The Anchorage Daily News asked candidates for the April 2 election to the Anchorage Assembly to answer a series of questions on issues facing those bodies. We’re publishing select responses daily. The answers were fact-checked when facts were cited and edited for spelling, grammar and writing style. For more questions and to see all the candidates’ answers, click here. For School Board candidate surveys, click here.
Q: Overall taxation in Anchorage is....too low? Too high? Just right? Explain. If taxes are too high, what would you cut? If taxes are too low, what would you raise?
DISTRICT 2, SEAT A: CHUGIAK-EAGLE RIVER
The current level of funding has been adequate.

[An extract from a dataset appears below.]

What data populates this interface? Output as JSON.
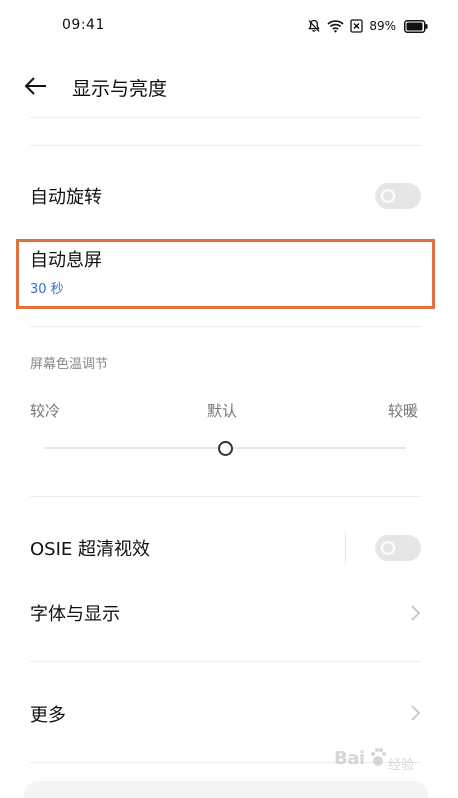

According to Anchorage Sen. Bill Wielechowski, the cuts [proposed by Gov. Mike Dunleavy] to the Anchorage School District alone would cost the average Anchorage property owner over $14,000 per year to fill the budget gap. As a city, we will need to budget responsibly and eliminate inefficiencies but the probable outcome to continue to fund critical services would be to find new revenue sources.
In my district I never hear that taxes are too low. Most taxpayers will tell you they are too high and some, particularly those on a fixed retirement income or those living on a large old homestead, recognize that it actually negatively impacts their ability to keep their home and their current lifestyle. If any new taxes are implemented it should only be by voter approval.
DISTRICT 4, SEAT F: MIDTOWN
Anchorage property owners shoulder the burden of funding the majority of our city’s government. Considering the fact that there are currently very few other revenue sources for our city, and there is decreased state funding, we must look for opportunities to diversify our revenue sources and respect the property tax gap, while ensuring other user groups pay their fair share for city services.
There is always an impetus to push taxes higher to feed government spending. We have a tax cap and attempts to sidestep it must be fought.
Too high for the services we receive. Real Estate taxes.
DISTRICT 3, SEAT D: WEST ANCHORAGE
While I do support the tax cap to increase trust in government, that doesn’t mean that we don’t need to increase revenue in order to provide essential services. I am generally not a fan of taxes, however I do think we need to explore revenue sources for Anchorage especially during this time when our state budget is so constrained.
See the above responses. Taxes are too high and the city and school district need to be more efficient. Department audits need to be reviewed and addressed.
DISTRICT 5, SEAT H: EAST ANCHORAGE
Everyone would like lower taxes, and we have taken steps like increasing residential property tax exemptions to see that the burden does not fall too heavily on one group. The ML&P sale will help as well, because revenues can be used to retire debt and increase the trust fund, offsetting some property taxes. At the same time, I supported the motor fuels tax to diversify revenues, and I support the alcohol tax because it will fund programs targeting homelessness and substance abuse.
DISTRICT 6, SEAT J: SOUTH ANCHORAGE, GIRDWOOD, TURNAGAIN ARM
A typical homeowner might pay $5,000 per year in property taxes. That’s less than 1/2 what it costs to educate the average student at ASD. So a family with a child in school gets a bargain. People with high value homes worried about crime, with no kids at home and those paying property tax on commercial properties, might well think they pay more than the value they get. The three budgets I have worked on have made significant cuts throughout the city to move money toward rebuilding the police force.